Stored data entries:
++++

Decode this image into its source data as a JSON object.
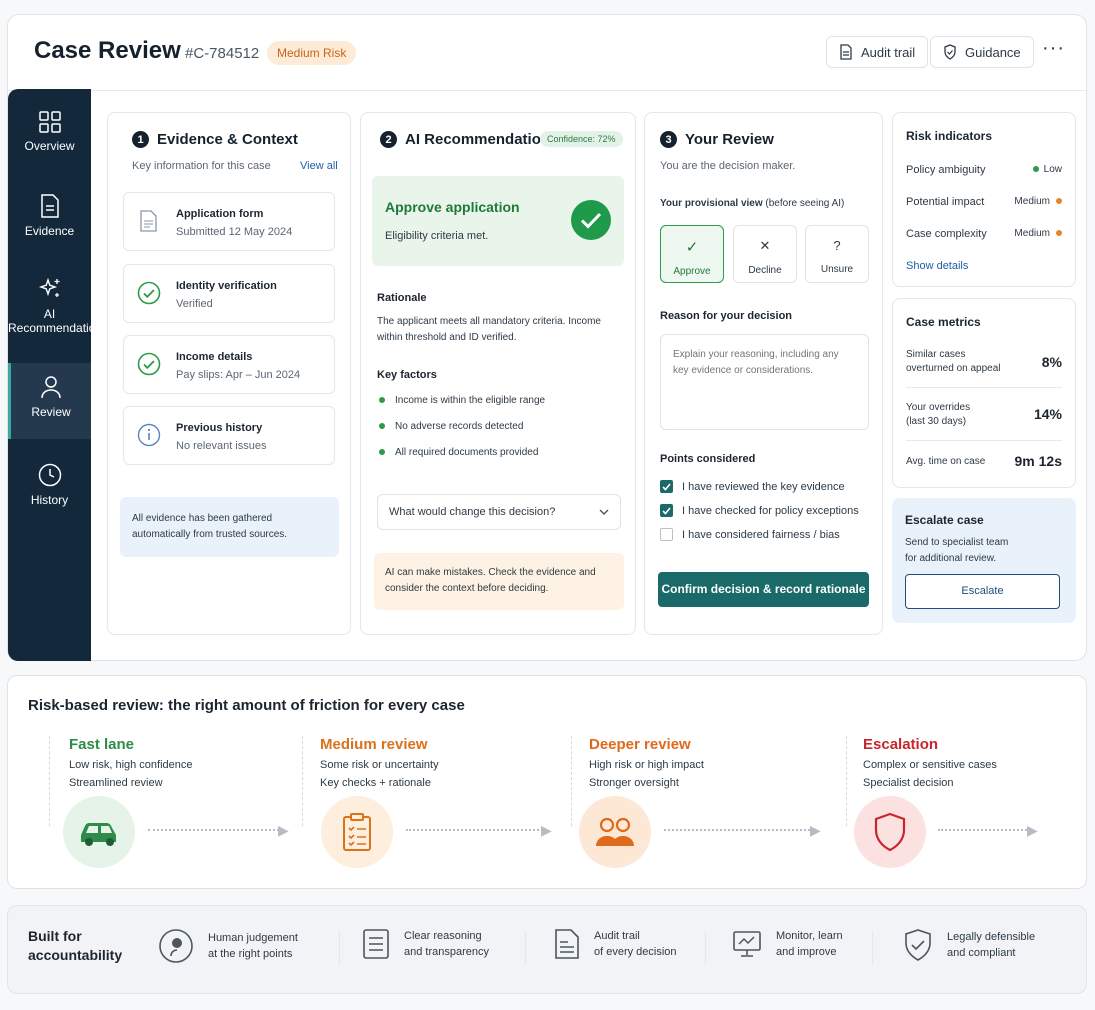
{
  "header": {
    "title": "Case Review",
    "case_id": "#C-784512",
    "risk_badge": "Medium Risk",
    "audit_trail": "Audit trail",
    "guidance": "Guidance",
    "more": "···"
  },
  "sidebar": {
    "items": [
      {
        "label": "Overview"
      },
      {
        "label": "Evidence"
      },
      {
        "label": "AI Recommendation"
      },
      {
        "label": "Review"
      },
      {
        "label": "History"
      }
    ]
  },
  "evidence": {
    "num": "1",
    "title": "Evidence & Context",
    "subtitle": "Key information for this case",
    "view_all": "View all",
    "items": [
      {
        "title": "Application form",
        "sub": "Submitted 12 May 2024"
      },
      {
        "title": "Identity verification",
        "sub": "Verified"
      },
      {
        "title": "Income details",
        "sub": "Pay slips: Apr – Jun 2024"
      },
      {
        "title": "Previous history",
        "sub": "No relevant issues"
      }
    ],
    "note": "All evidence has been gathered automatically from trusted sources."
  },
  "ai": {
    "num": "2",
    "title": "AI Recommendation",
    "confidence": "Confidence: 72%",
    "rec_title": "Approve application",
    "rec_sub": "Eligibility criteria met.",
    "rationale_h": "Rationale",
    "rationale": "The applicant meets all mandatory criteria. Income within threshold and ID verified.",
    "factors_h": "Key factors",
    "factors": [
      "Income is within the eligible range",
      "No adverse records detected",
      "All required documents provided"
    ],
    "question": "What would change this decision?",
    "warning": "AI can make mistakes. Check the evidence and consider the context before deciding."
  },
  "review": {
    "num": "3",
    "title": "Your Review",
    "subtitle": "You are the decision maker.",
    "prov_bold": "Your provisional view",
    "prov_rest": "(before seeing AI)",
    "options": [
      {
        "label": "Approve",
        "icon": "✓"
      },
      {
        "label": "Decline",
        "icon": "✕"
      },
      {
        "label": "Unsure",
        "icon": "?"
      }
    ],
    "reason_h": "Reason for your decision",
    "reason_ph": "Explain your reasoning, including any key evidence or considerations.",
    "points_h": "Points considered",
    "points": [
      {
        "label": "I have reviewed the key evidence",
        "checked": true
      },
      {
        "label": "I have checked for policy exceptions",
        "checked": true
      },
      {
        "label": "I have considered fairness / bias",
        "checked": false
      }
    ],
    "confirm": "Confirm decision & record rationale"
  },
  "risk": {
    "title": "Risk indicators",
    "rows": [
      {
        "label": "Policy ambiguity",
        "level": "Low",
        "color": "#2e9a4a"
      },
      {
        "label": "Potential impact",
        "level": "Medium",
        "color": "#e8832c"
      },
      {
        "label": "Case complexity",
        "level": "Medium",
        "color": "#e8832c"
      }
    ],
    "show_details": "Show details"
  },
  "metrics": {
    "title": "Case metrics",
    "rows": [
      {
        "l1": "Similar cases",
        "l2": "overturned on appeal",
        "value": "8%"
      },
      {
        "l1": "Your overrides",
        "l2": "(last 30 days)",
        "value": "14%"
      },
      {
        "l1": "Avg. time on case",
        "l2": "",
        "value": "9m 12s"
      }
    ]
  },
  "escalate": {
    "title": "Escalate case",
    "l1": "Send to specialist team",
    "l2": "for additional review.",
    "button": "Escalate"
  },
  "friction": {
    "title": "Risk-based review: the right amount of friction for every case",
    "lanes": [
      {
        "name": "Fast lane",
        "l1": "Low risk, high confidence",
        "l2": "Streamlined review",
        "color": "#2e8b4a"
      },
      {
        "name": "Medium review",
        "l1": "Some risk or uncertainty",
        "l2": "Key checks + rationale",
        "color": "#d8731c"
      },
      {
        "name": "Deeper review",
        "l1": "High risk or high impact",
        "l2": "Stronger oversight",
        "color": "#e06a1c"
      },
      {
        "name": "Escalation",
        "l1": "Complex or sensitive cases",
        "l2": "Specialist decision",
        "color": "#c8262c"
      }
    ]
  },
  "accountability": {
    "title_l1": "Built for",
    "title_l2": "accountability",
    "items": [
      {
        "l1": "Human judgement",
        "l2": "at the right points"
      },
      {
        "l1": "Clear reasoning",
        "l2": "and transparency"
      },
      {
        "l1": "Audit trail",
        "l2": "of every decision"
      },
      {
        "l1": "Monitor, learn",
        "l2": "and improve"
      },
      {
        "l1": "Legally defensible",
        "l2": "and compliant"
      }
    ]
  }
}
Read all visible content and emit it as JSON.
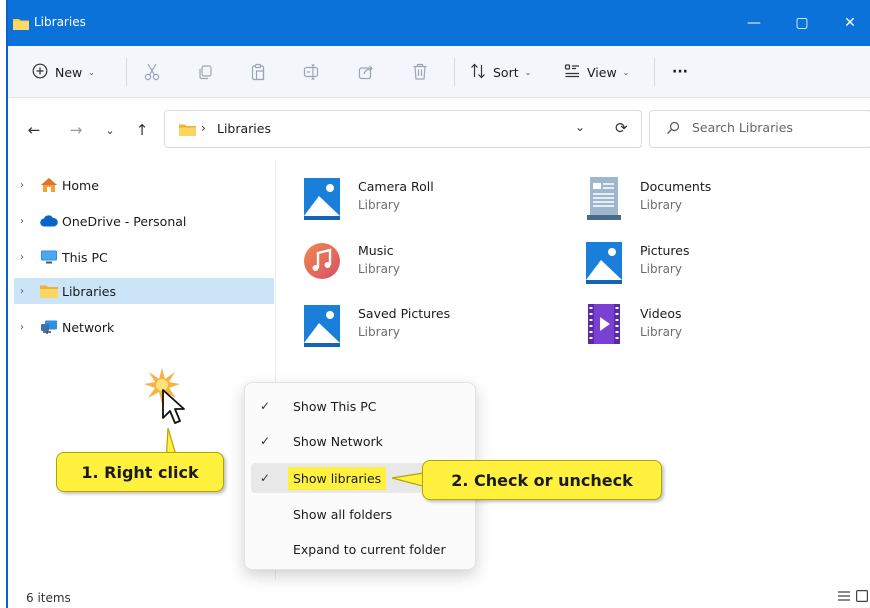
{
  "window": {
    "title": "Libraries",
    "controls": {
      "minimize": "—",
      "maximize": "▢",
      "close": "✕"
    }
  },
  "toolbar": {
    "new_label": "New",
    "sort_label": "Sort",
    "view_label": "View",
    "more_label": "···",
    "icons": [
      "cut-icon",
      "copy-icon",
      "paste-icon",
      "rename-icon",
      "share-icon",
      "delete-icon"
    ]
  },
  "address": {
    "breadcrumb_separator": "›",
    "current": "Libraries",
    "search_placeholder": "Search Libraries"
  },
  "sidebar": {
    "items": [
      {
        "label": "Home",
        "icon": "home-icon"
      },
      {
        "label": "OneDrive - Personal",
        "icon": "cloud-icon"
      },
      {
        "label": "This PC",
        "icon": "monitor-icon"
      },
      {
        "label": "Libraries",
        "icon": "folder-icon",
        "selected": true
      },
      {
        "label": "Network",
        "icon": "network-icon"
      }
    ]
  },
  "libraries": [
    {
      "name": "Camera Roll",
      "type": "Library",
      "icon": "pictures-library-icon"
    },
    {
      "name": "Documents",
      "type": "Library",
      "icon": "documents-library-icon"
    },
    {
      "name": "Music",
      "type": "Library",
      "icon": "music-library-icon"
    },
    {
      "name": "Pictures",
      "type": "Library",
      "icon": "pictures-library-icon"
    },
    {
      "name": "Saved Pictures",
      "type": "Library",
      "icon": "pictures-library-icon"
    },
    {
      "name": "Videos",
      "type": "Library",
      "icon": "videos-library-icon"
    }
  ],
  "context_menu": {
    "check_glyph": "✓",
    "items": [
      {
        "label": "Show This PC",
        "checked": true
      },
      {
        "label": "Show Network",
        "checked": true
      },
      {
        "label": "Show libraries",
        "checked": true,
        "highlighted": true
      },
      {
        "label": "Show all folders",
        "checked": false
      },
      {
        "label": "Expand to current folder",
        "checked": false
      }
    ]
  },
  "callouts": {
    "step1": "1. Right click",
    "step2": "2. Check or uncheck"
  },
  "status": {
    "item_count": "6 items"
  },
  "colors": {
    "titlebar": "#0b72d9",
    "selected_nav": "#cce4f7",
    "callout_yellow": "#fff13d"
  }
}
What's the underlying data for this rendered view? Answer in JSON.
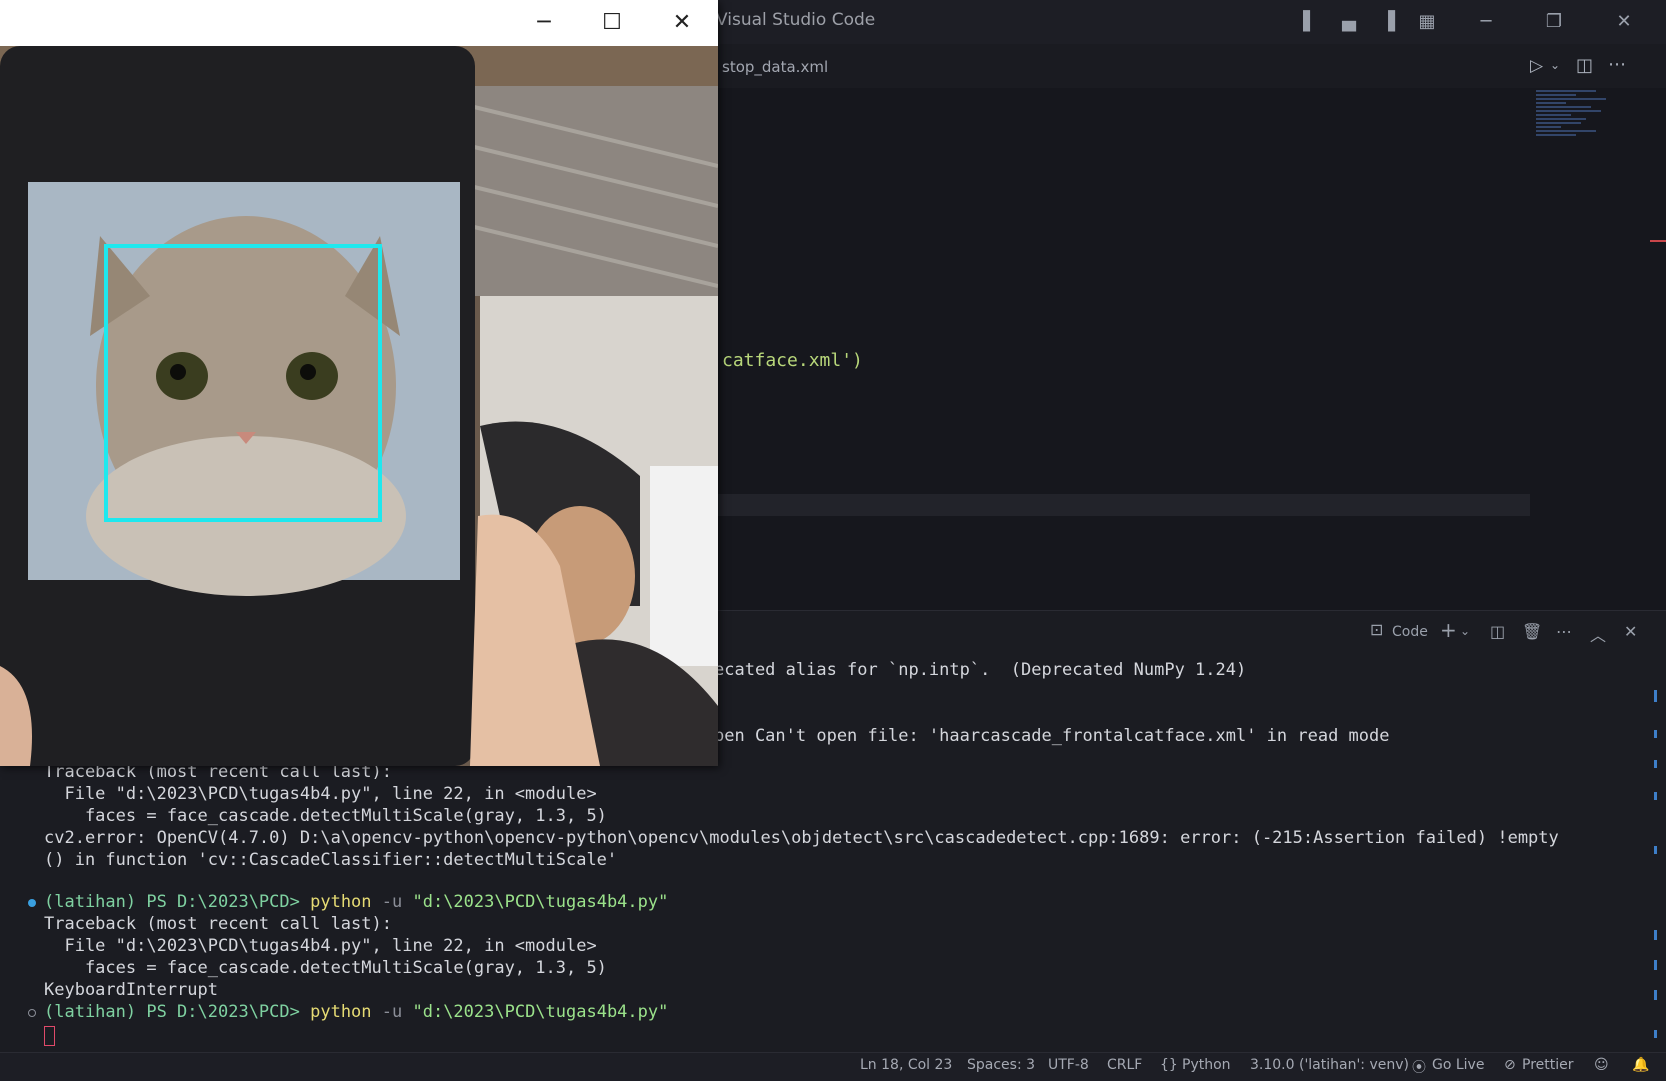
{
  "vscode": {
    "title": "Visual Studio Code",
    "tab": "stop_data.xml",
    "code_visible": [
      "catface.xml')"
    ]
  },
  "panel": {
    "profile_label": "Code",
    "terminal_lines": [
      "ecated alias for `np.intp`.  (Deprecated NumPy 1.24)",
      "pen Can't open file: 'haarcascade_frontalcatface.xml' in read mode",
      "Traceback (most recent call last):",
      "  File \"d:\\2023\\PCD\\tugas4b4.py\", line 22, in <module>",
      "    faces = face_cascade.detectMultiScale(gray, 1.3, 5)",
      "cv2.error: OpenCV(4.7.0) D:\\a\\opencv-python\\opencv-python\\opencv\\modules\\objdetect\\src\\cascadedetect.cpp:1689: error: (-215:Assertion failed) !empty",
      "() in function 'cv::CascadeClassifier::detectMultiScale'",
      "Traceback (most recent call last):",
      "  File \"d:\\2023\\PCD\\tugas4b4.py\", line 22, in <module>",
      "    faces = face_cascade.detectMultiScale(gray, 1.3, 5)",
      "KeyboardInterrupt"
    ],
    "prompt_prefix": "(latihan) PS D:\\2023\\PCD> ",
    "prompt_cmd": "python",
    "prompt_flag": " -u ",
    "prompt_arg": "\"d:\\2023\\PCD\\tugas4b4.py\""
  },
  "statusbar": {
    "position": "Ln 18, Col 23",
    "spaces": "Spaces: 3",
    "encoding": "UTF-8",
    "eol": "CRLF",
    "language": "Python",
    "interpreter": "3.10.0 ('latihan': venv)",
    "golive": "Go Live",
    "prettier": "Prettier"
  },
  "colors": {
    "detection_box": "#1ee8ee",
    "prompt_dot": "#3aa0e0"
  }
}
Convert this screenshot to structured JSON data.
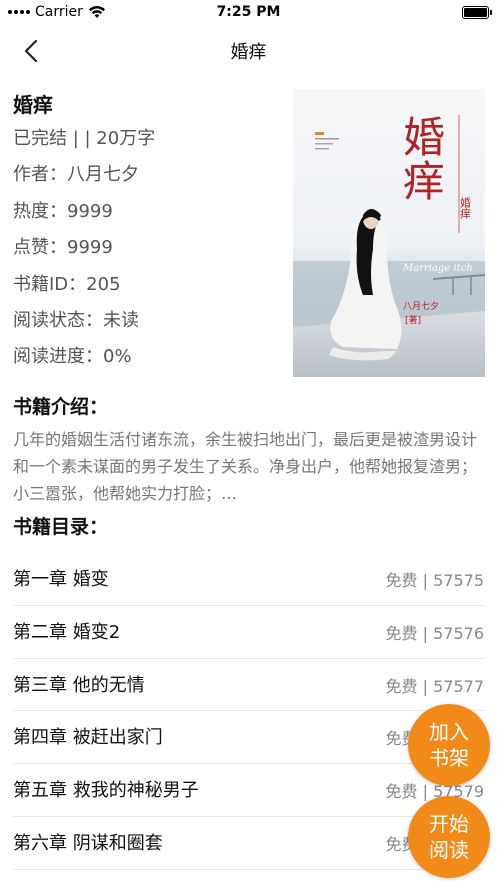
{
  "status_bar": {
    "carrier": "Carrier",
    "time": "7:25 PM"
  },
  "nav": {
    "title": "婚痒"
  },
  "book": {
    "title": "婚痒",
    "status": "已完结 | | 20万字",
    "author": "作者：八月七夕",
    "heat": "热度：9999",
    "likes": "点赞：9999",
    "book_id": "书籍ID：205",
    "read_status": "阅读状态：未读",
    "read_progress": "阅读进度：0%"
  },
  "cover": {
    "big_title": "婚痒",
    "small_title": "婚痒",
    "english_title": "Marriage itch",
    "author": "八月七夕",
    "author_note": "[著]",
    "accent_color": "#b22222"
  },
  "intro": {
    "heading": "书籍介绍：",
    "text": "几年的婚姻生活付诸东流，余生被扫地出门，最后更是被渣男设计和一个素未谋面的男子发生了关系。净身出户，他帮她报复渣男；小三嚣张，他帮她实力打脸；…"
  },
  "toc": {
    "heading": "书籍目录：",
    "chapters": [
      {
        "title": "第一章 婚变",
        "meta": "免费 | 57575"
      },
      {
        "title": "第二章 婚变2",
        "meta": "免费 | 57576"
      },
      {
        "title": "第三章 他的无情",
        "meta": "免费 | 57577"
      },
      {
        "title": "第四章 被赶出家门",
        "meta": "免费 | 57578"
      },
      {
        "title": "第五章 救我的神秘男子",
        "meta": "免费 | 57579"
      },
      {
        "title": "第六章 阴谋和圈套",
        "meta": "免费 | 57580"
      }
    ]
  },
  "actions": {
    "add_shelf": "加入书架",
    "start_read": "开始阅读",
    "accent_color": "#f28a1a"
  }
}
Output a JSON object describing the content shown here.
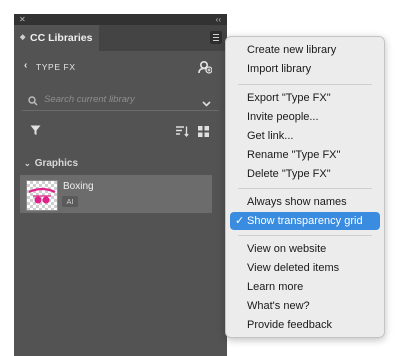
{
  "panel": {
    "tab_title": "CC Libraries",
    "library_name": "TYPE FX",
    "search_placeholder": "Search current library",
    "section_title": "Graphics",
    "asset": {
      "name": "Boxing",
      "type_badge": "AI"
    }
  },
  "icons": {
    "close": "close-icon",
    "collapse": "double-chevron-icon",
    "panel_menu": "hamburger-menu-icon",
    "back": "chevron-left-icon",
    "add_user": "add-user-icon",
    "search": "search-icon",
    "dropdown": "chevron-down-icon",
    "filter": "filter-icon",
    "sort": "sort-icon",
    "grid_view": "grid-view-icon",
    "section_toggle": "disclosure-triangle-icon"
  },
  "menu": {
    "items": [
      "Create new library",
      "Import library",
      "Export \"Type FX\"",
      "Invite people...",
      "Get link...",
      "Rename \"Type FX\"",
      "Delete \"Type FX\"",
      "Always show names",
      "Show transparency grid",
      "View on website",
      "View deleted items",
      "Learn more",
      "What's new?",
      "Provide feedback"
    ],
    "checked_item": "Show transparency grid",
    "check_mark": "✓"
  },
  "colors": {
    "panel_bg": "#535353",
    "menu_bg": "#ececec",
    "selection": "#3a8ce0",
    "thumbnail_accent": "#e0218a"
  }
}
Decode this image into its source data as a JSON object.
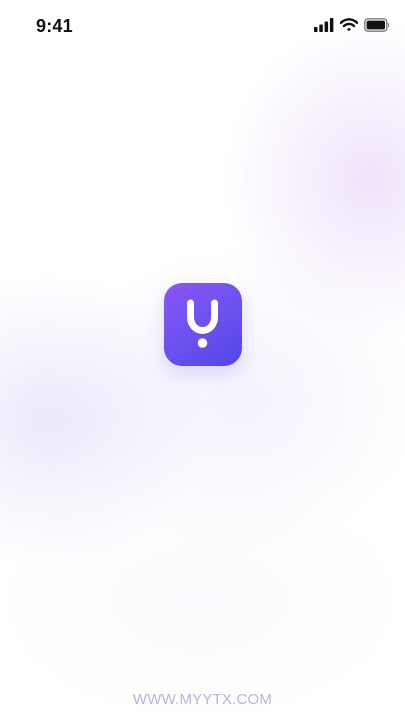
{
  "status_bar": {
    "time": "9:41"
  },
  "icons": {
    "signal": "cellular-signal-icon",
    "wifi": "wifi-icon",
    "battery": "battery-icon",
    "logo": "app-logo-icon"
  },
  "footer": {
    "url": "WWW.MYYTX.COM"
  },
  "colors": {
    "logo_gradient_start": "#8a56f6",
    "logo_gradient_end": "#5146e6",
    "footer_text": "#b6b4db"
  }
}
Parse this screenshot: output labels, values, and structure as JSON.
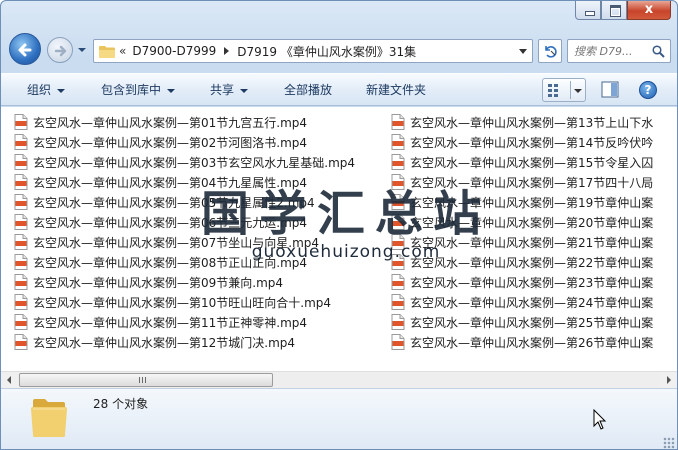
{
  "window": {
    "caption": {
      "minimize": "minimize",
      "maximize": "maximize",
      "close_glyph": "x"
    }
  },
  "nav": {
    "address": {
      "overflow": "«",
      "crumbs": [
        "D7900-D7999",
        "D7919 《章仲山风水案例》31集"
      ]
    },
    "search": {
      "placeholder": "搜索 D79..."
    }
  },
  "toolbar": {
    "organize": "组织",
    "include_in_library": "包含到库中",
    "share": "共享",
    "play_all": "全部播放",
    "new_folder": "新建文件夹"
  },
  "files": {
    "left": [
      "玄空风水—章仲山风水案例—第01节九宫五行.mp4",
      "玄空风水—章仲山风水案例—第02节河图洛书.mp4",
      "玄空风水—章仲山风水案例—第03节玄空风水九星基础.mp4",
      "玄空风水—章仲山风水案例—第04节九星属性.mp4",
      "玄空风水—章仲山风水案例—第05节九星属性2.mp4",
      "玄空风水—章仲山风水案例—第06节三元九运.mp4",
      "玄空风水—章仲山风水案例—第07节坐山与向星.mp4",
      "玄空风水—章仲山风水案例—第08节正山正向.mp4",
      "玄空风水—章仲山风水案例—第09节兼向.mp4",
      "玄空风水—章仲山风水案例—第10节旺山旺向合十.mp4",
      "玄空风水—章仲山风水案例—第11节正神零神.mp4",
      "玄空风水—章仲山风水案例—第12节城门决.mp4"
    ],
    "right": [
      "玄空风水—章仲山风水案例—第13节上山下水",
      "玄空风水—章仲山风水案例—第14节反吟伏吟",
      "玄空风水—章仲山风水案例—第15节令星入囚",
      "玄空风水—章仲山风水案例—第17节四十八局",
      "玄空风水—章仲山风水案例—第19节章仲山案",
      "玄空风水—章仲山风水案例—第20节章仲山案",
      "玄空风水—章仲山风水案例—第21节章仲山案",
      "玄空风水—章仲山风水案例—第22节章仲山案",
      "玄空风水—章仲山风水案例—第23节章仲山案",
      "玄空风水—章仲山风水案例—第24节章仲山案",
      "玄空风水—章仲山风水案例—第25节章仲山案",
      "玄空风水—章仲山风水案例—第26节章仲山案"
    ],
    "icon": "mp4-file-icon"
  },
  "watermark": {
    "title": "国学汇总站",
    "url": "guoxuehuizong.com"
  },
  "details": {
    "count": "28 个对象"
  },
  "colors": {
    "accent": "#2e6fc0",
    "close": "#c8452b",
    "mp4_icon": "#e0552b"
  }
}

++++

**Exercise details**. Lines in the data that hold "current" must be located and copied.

**Exercise response**.
    "current": "Libraries",
        "label": "Expand to current folder",
    "search_placeholder": "Search current library",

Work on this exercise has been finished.